The Secretary General of Unasur called it “outrageous” that the impediments have been placed Morales aircraft flyby. “That cannot be allowed to be the norm; it would be a way to passively accept imperial exercise in countries where much blood spilled to achieve independence” (http://www.telegrafo.com.ec/actualidad/item/evo-morales-partio-desde-austria-tras-el-bloqueo-de-su-vuelo.html).

He went on to note:

“Those affected by the revelations of Snowden are European countries, mainly France.
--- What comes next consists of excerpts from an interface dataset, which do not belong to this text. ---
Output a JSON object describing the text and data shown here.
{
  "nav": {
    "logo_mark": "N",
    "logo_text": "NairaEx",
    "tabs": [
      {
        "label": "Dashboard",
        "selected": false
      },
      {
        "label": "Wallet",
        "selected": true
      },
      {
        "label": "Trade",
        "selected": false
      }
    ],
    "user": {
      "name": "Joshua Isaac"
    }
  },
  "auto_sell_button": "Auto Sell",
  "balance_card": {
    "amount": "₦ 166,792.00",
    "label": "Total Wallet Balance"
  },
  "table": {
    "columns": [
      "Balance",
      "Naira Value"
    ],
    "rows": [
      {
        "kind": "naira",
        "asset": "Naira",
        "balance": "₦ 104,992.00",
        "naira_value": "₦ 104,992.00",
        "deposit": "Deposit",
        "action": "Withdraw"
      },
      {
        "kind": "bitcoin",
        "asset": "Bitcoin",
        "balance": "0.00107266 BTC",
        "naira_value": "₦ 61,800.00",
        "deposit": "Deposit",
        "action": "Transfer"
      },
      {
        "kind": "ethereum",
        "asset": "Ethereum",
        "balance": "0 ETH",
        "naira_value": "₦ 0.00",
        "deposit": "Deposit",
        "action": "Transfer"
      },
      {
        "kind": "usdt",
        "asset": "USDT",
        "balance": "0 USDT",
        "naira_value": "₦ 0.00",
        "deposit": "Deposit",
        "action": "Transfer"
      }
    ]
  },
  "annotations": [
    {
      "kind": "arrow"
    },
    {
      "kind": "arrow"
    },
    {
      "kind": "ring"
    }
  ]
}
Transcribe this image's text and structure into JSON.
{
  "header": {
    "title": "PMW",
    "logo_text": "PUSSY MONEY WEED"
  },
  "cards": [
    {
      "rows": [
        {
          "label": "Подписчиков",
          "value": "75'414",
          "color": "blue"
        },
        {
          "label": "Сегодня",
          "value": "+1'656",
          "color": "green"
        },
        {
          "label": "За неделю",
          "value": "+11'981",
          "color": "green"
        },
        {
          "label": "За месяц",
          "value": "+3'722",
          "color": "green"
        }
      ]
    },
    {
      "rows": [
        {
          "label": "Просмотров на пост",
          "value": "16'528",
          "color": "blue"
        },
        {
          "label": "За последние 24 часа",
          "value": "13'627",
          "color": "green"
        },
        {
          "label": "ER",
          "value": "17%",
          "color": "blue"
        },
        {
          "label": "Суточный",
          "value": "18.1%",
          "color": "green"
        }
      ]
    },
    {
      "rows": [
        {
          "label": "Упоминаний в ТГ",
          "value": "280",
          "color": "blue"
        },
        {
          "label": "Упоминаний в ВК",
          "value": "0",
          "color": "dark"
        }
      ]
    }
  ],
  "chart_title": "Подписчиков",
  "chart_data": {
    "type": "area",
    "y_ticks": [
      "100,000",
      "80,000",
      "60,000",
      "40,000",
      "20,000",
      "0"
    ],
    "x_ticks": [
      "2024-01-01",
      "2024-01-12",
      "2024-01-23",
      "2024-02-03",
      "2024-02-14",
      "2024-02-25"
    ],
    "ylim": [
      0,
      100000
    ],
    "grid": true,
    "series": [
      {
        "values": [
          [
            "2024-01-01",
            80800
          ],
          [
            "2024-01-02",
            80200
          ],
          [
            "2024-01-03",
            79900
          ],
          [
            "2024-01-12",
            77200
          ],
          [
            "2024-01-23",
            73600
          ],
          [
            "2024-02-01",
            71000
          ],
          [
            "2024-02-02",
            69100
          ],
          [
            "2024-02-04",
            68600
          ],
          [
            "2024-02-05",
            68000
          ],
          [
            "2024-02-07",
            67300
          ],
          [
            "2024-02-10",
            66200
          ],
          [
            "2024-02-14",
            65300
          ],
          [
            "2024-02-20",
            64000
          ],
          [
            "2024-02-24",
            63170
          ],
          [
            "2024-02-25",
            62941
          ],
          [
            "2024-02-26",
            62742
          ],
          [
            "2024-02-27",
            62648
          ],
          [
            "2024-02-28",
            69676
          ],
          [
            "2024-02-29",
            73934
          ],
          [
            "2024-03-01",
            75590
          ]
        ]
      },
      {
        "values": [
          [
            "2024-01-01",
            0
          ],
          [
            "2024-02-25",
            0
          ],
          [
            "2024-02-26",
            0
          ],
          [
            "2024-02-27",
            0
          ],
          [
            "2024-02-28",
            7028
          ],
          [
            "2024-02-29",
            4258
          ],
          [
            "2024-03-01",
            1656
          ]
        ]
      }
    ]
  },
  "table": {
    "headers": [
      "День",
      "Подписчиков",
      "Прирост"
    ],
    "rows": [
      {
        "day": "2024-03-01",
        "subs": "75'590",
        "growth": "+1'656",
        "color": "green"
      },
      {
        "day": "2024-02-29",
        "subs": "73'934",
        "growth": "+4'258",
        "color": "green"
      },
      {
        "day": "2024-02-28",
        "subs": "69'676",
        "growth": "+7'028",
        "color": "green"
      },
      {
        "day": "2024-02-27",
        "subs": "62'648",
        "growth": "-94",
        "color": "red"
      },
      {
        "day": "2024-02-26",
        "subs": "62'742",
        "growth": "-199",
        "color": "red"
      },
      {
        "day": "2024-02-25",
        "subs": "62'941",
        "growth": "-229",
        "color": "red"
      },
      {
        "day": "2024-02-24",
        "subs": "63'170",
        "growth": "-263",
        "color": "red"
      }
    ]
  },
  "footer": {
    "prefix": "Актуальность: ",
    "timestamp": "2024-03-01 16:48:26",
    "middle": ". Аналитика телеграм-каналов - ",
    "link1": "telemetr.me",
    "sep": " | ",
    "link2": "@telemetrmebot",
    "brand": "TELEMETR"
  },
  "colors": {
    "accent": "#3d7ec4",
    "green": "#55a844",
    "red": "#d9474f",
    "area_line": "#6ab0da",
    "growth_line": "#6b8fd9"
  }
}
Instead of reacting against this, they absurdly reacted against the president of a sovereign country, such as President of Bolivia” (ibid).

The Organization of American States calls for explanations

The secretary general of the Organization of American States (OAS), José Miguel Insulza, said that European countries needed to provide explanations regarding their actions that put “at risk” the life of Morales.

In a statement, Insulza expressed his “profound displeasure with the decision of the authorities in several European countries.

According to Insulza:

“nothing justifies an action as disrespectful to the highest authority of a country” (ibid).

Secretary General of the Andean Community of Nations (CAN), Pablo Guzman, re-echoed the sentiment, stating:

“there is nothing to justify an attitude of that nature,” and said that the actions of the European countries involved: “not only has violated the rights of air traffic safety but President “Morales (ibid).

Summary

It is clear that the United States is not only illegally interfering with Bolivia’s right to occupy airspace but also Latin America, which they consider their backyard.  Furthermore, the US is bent on assuring that Snowden is not allowed safe passage out of Russia.  Putting the life of Evo Morales in jeopardy by not allowing his flight across Europe has the potential to backfire for citizens in Europe are now aware that the CIA and its surrogates were also spying on European diplomats (http://www.salon.com/2013/07/01/report_nsa_spied_on_european_diplomats_partner/).  Add to this the fact that Latin America is on the rise, bodes badly for the US military industrial complex and the failin US Empire.

The sad tale of intrigue and imperialist pretentions continues with no end in sight.